Where to live now in Atlanta 2018


Where to live now in Atlanta 2018: Cascade
List price: $289,900

Photograph by Caroline C. Kilgore. Listing agent: Regina Crothers, Better Homes and Gardens Real Estate

Anyone who mentions “Cascade” could be broadly referring to a number of Southwest Atlanta neighborhoods where the housing styles vary as much as the terrain rolls. About 15 minutes from downtown, Cascade more specifically encompasses Cascade Heights, Beecher Hills, Audubon Forest, Adams Park, Venetian Hills, and other communities bisected by main drag Cascade Road and roughly bordered by Interstates 20 and 285. The area offers an abundance of recreational options and home prices generally cheaper than the just-OTP, gated subdivisions on this side of town.

Younger homebuyers priced out of high-demand, low-supply neighborhoods have been setting their sights more frequently on Cascade’s character-rich, older housing stock, which includes 1940s bungalows reminiscent of Virginia-Highland, or ’60s-era rambling ranches similar to Garden Hills and sections of Sandy Springs. Residents have included sports and political icons and other movers and shakers (Hank Aaron, Andrew Young, John Lewis, Shirley Franklin) who proudly call Cascade home.


Property values have climbed. Midcentury ranches are being snatched up, renovated, and quickly sold in the $350,000 range. Pockets of newer, affluent housing include Veltre Estates (circa 2006) and the Cascades subdivision (1999), with prices starting at $375,000.

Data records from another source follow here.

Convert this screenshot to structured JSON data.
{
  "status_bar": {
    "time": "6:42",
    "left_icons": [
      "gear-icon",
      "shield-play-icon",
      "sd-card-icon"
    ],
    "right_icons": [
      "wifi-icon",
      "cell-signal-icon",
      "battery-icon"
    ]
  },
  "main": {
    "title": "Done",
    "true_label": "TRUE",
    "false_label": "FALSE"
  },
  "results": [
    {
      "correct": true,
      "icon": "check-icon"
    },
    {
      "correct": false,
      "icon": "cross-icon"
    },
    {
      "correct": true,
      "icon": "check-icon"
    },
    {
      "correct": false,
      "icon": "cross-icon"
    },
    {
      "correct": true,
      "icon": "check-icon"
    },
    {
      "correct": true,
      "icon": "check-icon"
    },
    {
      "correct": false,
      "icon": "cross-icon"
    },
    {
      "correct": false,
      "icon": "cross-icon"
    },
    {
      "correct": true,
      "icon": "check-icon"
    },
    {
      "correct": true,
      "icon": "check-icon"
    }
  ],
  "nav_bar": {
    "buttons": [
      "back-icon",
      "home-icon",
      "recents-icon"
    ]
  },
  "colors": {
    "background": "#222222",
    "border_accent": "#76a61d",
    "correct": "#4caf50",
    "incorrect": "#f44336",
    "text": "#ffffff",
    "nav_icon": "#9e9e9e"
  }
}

Who lives here?

Cascade has been predominantly black for decades. However, young professionals of all heritages, hungry for charming ITP homes on low-maintenance lots, are now lending more diversity.


Spanning 135 acres of old-growth forest, the Cascade Springs Nature Preserve has an extensive trail system. Other outdoor options include the John A. White and Alfred Tup Holmes golf courses and the multi-use Lionel Hampton Trail, not far from Cascade’s commercial core. There, find an array of dining options—including the Beautiful Restaurant, a landmark—and a forthcoming mixed-use project called the Point at Cascade.


Veteran real estate agents say many Cascade families opt for private schools.

Resident review

“You can simply go to the grocery store, and you’ll see the changes that are taking place within the community. You’ll witness the diversity.”

— Melanie Boyd, a longtime Cascade resident and Coldwell Banker LC Realtor who’s sold homes in the area for nearly 30 years

Vital stats

Crime (Annual odds of becoming a victim in the Benjamin E. Mays Drive/Tuckawanna Drive neighborhood as defined by NeighborhoodScout.com)
Violent crime: 1 in 171
Property crime: 1 in 34

Georgia School Grade
Benjamin E. Mays High School: D

Crime ratings by NeighborhoodScout.com are based on data collected from more than 18,000 local law enforcement agencies and coded by location. NeighborhoodScout.com is the most widely used neighborhood search engine in the world. It is owned by Location Inc., a leading builder and source of location-based data and tools for businesses and consumers nationwide. NeighborhoodScout areas are based on Census tracts and don’t always exactly mirror neighborhood boundaries.

School grades were provided by the Governor’s Office of Student Achievement. The office’s Georgia School Grades Reports include “A-F letter grades based on school performance and other useful information about the school, such as performance on statewide assessments, the makeup of the school’s student body, the graduation rate, and additional academic information.” schoolgrades.georgia.gov

This article originally appeared in our February 2018 issue.